Little Visuals: offers 7 high-resolution images zipped up and sent to your inbox every week. Highlighting creative commons licensed photos, the owners have made their work available to the public domain.
New Old Stock: describes their offerings as “vintage photos from the public archives, free of known copyright restrictions”. If you’re looking for historical photos to accompany your text, this is a great resource.
Public Domain Archive: Founder Matt says that the site is a “public domain image repository… a site where you come to explore and discover treasures by other great photographers. A place to find inspiration and photography that you can re-use in your creative projects.” You can download images one at a time for free, or become a premium member to do a bulk download of all photos added each month.
Shutterstock: provides downloads of royalty free stock photos, vector files, videos, and music tracks. Several pricing options are available: choose a pay-as-you-go pack, subscription, or a browsing account. Join the site on the home page and you get access to free downloads every week to build up your library of files.
Stocksy: this site is a co-operative that is owned and run by its artists, offering a royalty-free collection of curated images. Their images are provided under a basic license, although extended licenses are available to meet additional needs (ie: product re-sale or multiple seat licenses); details available on their support page.

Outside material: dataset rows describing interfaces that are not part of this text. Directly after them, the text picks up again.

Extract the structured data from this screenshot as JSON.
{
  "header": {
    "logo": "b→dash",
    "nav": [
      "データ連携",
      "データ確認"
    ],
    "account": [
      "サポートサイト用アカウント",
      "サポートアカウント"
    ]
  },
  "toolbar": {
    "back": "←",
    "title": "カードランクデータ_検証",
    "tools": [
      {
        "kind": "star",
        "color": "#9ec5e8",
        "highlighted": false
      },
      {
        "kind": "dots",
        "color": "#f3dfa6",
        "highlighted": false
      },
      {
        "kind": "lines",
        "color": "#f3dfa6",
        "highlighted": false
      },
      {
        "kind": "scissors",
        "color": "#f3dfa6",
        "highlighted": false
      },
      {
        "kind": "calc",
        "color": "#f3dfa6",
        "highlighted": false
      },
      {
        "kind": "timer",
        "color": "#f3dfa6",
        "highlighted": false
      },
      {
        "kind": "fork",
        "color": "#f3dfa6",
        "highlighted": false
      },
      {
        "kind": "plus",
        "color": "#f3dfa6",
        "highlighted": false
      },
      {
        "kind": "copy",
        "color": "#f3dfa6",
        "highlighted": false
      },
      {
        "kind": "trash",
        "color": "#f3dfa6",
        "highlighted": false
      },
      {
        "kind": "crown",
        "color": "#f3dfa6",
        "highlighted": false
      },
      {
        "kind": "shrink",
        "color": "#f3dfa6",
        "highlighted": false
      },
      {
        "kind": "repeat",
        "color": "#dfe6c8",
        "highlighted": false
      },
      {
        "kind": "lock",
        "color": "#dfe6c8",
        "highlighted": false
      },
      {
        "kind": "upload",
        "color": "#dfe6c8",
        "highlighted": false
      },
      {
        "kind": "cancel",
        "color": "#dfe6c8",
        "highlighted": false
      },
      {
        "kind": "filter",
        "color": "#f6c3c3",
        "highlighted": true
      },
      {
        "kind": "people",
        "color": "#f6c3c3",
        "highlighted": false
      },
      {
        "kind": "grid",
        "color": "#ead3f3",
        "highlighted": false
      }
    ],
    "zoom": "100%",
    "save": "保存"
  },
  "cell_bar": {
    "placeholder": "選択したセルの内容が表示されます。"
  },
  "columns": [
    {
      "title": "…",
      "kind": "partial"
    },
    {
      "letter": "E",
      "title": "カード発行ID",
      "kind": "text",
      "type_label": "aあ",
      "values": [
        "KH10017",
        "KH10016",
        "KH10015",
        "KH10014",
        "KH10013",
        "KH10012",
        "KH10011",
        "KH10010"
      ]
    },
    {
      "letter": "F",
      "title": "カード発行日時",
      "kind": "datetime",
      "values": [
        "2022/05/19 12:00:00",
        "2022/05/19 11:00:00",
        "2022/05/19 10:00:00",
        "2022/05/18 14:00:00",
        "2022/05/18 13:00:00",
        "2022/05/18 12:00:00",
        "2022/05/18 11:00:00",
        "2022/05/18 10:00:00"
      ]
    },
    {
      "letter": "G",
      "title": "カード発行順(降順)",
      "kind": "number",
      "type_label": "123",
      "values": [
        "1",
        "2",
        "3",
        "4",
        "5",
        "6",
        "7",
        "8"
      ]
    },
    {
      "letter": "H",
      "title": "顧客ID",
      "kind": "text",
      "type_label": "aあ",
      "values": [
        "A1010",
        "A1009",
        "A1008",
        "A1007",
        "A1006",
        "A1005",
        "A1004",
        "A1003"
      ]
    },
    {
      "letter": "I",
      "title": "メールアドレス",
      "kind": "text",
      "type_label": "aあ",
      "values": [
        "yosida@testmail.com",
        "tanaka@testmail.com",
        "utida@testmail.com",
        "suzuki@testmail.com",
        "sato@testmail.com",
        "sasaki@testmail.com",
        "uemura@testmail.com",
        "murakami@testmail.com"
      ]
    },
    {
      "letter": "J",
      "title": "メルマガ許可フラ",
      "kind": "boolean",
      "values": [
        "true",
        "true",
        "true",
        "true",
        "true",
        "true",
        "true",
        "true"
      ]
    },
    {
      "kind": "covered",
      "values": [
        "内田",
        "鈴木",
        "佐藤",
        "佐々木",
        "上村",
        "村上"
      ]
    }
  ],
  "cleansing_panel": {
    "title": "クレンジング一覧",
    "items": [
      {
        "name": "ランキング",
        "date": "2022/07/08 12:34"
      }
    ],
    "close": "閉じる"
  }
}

Thinkstock (part of Getty Images): aggregating content from the other sites under the Getty name, this site offers “premium royalty-free images selected from Getty Images and iStock”. Several pricing plans are available, and you can search by keyword or category.
Unsplash: the folks here keep their description to the point – their images are free, high-resolution, and you can do whatever you want with them since they’re distributed under a creative commons zero license. They post 10 new photos every 10 days, and the photo subjects are diverse in look and composition. You can browse the site or subscribe to have the images sent directly to your inbox.
Being true to your brand
Any image you choose should be in keeping with the brand guidelines that have been established for your organization. Think about things like photography style and colour palette to ensure the overall look is what you’re going for. Anything you use should reflect your brand personality, and I’d suggest not worrying about getting too perfect of an image. People like real and relatable photos, and if something’s too slick looking they’ll skip it.
Use yourself as the first reviewer: when looking at stock photography site options, which image does your eye go to first? Where does your gaze linger? Why? If your answers are the same as what you’re hoping your audience’s will be, you’ve got a winner.
Taking your message from good to great
No matter how you choose to tell your story, an image can only enhance the idea or emotion you’re describing. Taking some time to incorporate a visual element to your storytelling will take your message from good to great.